The Future of Smart City Platforms
Smart Cities really means the future of networked computing and citizen information interactions and services delivery. It will require a remarkably agile platform that could comfortably scale to millions of nodes—some of them hardware, some software, some purely data, many of them coming into and out of existence or changing location constantly. Obviously, such a platform cannot be “designed” in any ordinary sense. Certainly, it cannot be designed “top-down.” And yet Smart City systems and applications must be designed in some sense. The tools we are working with today to make cities “smart” were not designed to handle the diversity of devices, the scope of interactions and the massive volume of data-points and interactions generated. Each new application, use case and diverse devices to enable them requires too much customization and maintenance just to perform basic tasks. These challenges are diluting the ability of public and private organizations to efficiently and effectively manage development. Today, platforms for Smart Cities are still a collection of yesterday’s technology and architectures that do not address the most basic development challenges.

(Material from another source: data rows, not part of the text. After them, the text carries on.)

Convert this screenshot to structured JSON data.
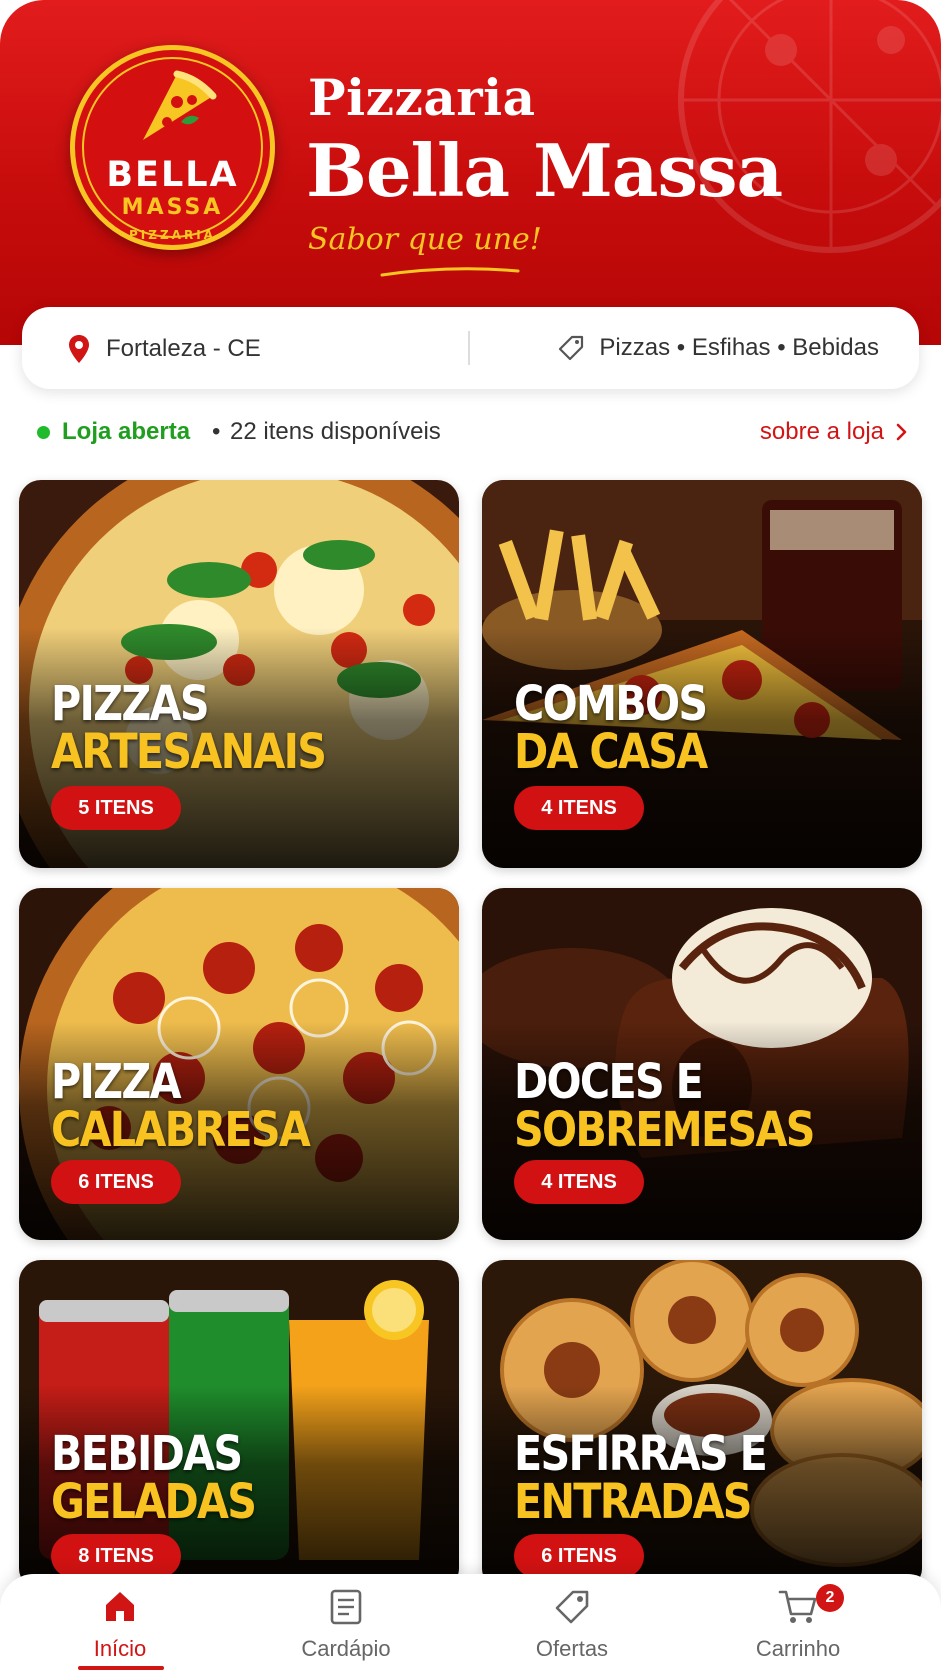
{
  "brand": {
    "logo_top": "BELLA",
    "logo_mid": "MASSA",
    "logo_bottom": "PIZZARIA",
    "title_small": "Pizzaria",
    "title_big": "Bella Massa",
    "tagline": "Sabor que une!"
  },
  "info": {
    "location": "Fortaleza - CE",
    "categories": "Pizzas • Esfihas • Bebidas"
  },
  "status": {
    "open_label": "Loja aberta",
    "separator": "•",
    "items_available": "22 itens disponíveis",
    "about_link": "sobre a loja"
  },
  "categories": [
    {
      "line1": "PIZZAS",
      "line2": "ARTESANAIS",
      "badge": "5 ITENS",
      "icon": "margherita-pizza"
    },
    {
      "line1": "COMBOS",
      "line2": "DA CASA",
      "badge": "4 ITENS",
      "icon": "combo-fries-soda"
    },
    {
      "line1": "PIZZA",
      "line2": "CALABRESA",
      "badge": "6 ITENS",
      "icon": "calabresa-pizza"
    },
    {
      "line1": "DOCES E",
      "line2": "SOBREMESAS",
      "badge": "4 ITENS",
      "icon": "chocolate-dessert"
    },
    {
      "line1": "BEBIDAS",
      "line2": "GELADAS",
      "badge": "8 ITENS",
      "icon": "cold-drinks"
    },
    {
      "line1": "ESFIRRAS E",
      "line2": "ENTRADAS",
      "badge": "6 ITENS",
      "icon": "esfirras"
    }
  ],
  "nav": {
    "items": [
      {
        "label": "Início",
        "icon": "home-icon",
        "active": true
      },
      {
        "label": "Cardápio",
        "icon": "menu-book-icon",
        "active": false
      },
      {
        "label": "Ofertas",
        "icon": "tag-icon",
        "active": false
      },
      {
        "label": "Carrinho",
        "icon": "cart-icon",
        "active": false
      }
    ],
    "cart_count": "2"
  },
  "colors": {
    "brand_red": "#d11414",
    "accent_yellow": "#f7c623",
    "open_green": "#1fbb2c"
  }
}
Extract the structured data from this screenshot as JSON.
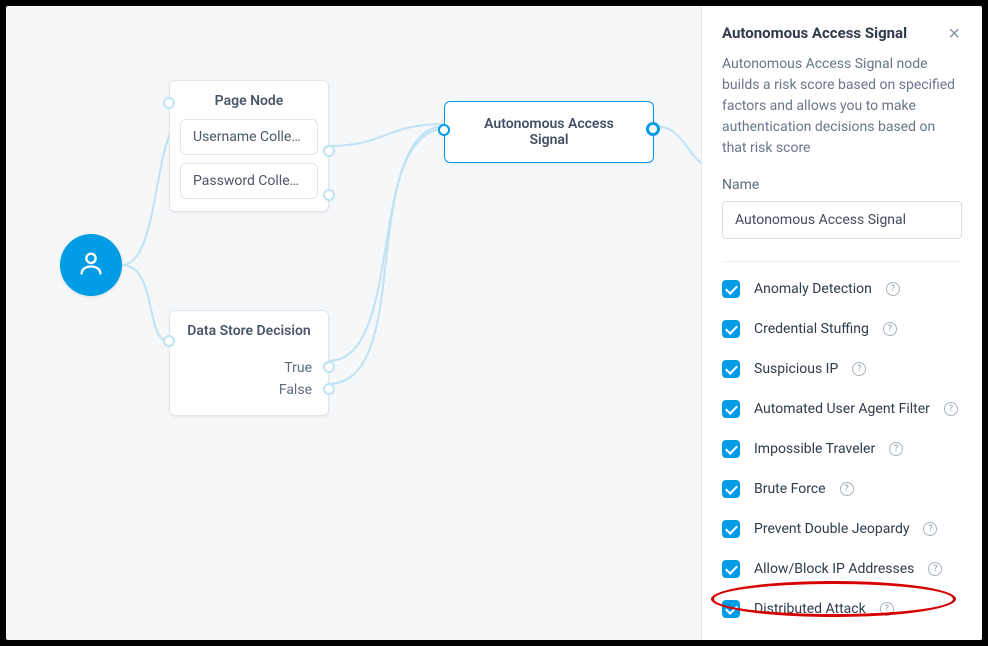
{
  "canvas": {
    "start_node_icon": "person-icon",
    "page_node": {
      "title": "Page Node",
      "slots": [
        "Username Colle…",
        "Password Collec…"
      ]
    },
    "data_store": {
      "title": "Data Store Decision",
      "outcomes": [
        "True",
        "False"
      ]
    },
    "target": {
      "title": "Autonomous Access Signal"
    }
  },
  "panel": {
    "title": "Autonomous Access Signal",
    "description": "Autonomous Access Signal node builds a risk score based on specified factors and allows you to make authentication decisions based on that risk score",
    "name_label": "Name",
    "name_value": "Autonomous Access Signal",
    "options": [
      "Anomaly Detection",
      "Credential Stuffing",
      "Suspicious IP",
      "Automated User Agent Filter",
      "Impossible Traveler",
      "Brute Force",
      "Prevent Double Jeopardy",
      "Allow/Block IP Addresses",
      "Distributed Attack"
    ]
  },
  "colors": {
    "accent": "#009ce5",
    "edge": "#bfe2f4",
    "annotation": "#d60000"
  }
}
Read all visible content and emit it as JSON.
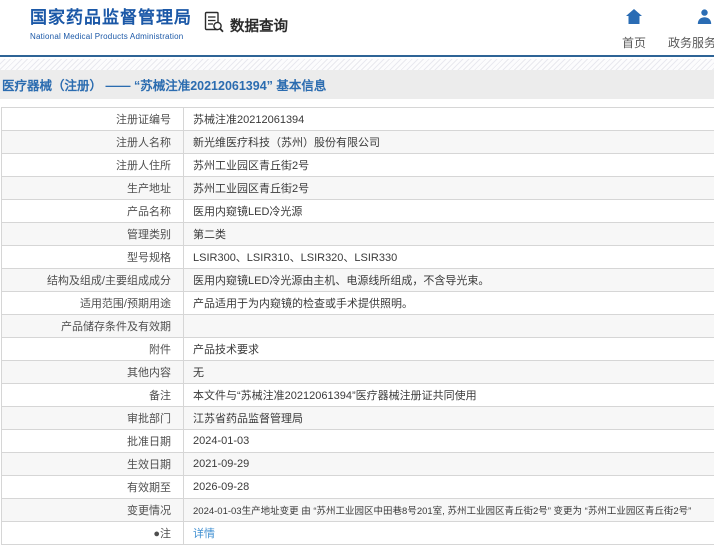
{
  "header": {
    "site_title": "国家药品监督管理局",
    "site_subtitle": "National Medical Products Administration",
    "section_title": "数据查询",
    "nav": [
      {
        "label": "首页",
        "icon": "home-icon"
      },
      {
        "label": "政务服务门户",
        "icon": "user-icon"
      }
    ]
  },
  "breadcrumb": {
    "text": "医疗器械（注册） —— “苏械注准20212061394” 基本信息"
  },
  "colors": {
    "brand_blue": "#1b58a7",
    "nav_icon_blue": "#2a6cb4",
    "header_border": "#2e6496",
    "breadcrumb_bg": "#ececec",
    "breadcrumb_text": "#2b6cb0",
    "row_alt_bg": "#f7f7f7",
    "row_border": "#d6d6d6",
    "link_blue": "#3f8fd2"
  },
  "table": {
    "rows": [
      {
        "label": "注册证编号",
        "value": "苏械注准20212061394"
      },
      {
        "label": "注册人名称",
        "value": "新光维医疗科技（苏州）股份有限公司"
      },
      {
        "label": "注册人住所",
        "value": "苏州工业园区青丘街2号"
      },
      {
        "label": "生产地址",
        "value": "苏州工业园区青丘街2号"
      },
      {
        "label": "产品名称",
        "value": "医用内窥镜LED冷光源"
      },
      {
        "label": "管理类别",
        "value": "第二类"
      },
      {
        "label": "型号规格",
        "value": "LSIR300、LSIR310、LSIR320、LSIR330"
      },
      {
        "label": "结构及组成/主要组成成分",
        "value": "医用内窥镜LED冷光源由主机、电源线所组成，不含导光束。"
      },
      {
        "label": "适用范围/预期用途",
        "value": "产品适用于为内窥镜的检查或手术提供照明。"
      },
      {
        "label": "产品储存条件及有效期",
        "value": ""
      },
      {
        "label": "附件",
        "value": "产品技术要求"
      },
      {
        "label": "其他内容",
        "value": "无"
      },
      {
        "label": "备注",
        "value": "本文件与“苏械注准20212061394”医疗器械注册证共同使用"
      },
      {
        "label": "审批部门",
        "value": "江苏省药品监督管理局"
      },
      {
        "label": "批准日期",
        "value": "2024-01-03"
      },
      {
        "label": "生效日期",
        "value": "2021-09-29"
      },
      {
        "label": "有效期至",
        "value": "2026-09-28"
      },
      {
        "label": "变更情况",
        "value": "2024-01-03生产地址变更 由 “苏州工业园区中田巷8号201室, 苏州工业园区青丘街2号” 变更为 “苏州工业园区青丘街2号”"
      },
      {
        "label": "●注",
        "value": "详情",
        "link": true
      }
    ]
  }
}
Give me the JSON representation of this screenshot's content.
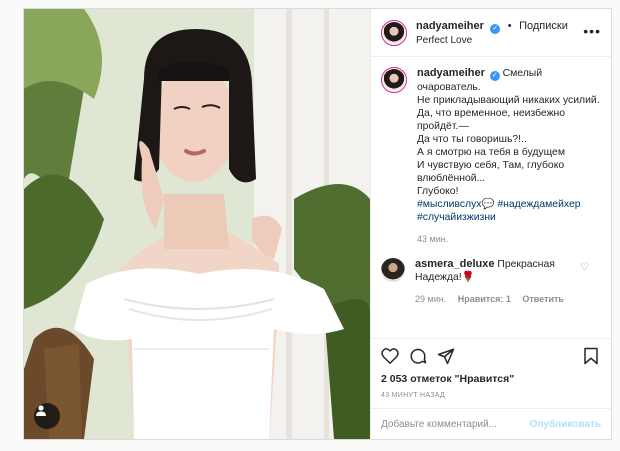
{
  "post": {
    "author": {
      "username": "nadyameiher",
      "follow_label": "Подписки",
      "location": "Perfect Love",
      "more_icon": "more-icon"
    },
    "caption": {
      "username": "nadyameiher",
      "lines": [
        "Смелый очарователь.",
        "Не прикладывающий никаких усилий.",
        "Да, что временное, неизбежно пройдёт.—",
        "Да что ты говоришь?!..",
        "А я смотрю на тебя в будущем",
        "И чувствую себя, Там, глубоко влюблённой...",
        "Глубоко!"
      ],
      "hashtags_line1": "#мысливслух💬 #надеждамейхер",
      "hashtags_line2": "#случайизжизни",
      "time": "43 мин."
    },
    "comment": {
      "username": "asmera_deluxe",
      "text": "Прекрасная Надежда!🌹",
      "time": "29 мин.",
      "likes": "Нравится: 1",
      "reply": "Ответить"
    },
    "likes_text": "2 053 отметок \"Нравится\"",
    "posted_ago": "43 МИНУТ НАЗАД",
    "comment_input": {
      "placeholder": "Добавьте комментарий...",
      "value": ""
    },
    "publish_label": "Опубликовать",
    "icons": [
      "heart-icon",
      "comment-icon",
      "share-icon",
      "bookmark-icon",
      "tag-user-icon"
    ]
  },
  "colors": {
    "link": "#00376b",
    "verified": "#3897f0",
    "publish_disabled": "#b2dffc",
    "muted": "#8e8e8e"
  }
}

Glen Allmendinger is the founder and President of Harbor Research, a strategy consulting and technology research firm based in Boulder Colorado and Zurich Switzerland. Glen has been responsible for managing Harbor and all of its consulting and research activities since its inception in 1983 and co-authored “Four Strategies for The Age Of Smart Services,” Harvard Business Review, October 2005.
Harbor Research Inc. has been providing strategic consulting and research services to leaders in communications, computing, control, and content since 1983. Harbor is organized around emergent and disruptive opportunities in high technology, with a unique focus on the impact of the Internet of Things and Smart Services—the use of the Internet to accomplish global device and sensor networking that will revolutionize business by unleashing entirely new modes of system optimization, customer relationships, and service delivery.
Glen has consulted to a broad spectrum of global computing, communications, electronics, and software suppliers as well as diversified product manufacturers, assisting them in the development of corporate strategies, new product, market and service opportunities, and new core capabilities. He has worked with consortia including SEMATECH and professional associations including IEEE, SME and ISA and has served on the boards of over a dozen technology ventures.
He was a key participant in the development of the National Centre for Manufacturing Sciences and has consulted to the National Research Council on technology and competitiveness. Glen has also authored thought leading articles for a wide range of publications including The Harvard Business Review and The Wall Street Journal as well as being a frequent speaker in industry and public policy forums.
Prior to founding Harbor, Glen was an award-winning filmmaker, a technology analyst for the Yankee Group, and a consultant with State Street Consultants in Boston. He received his bachelors degree from New York University, and did graduate studies at Massachusetts Institute of Technology (MIT).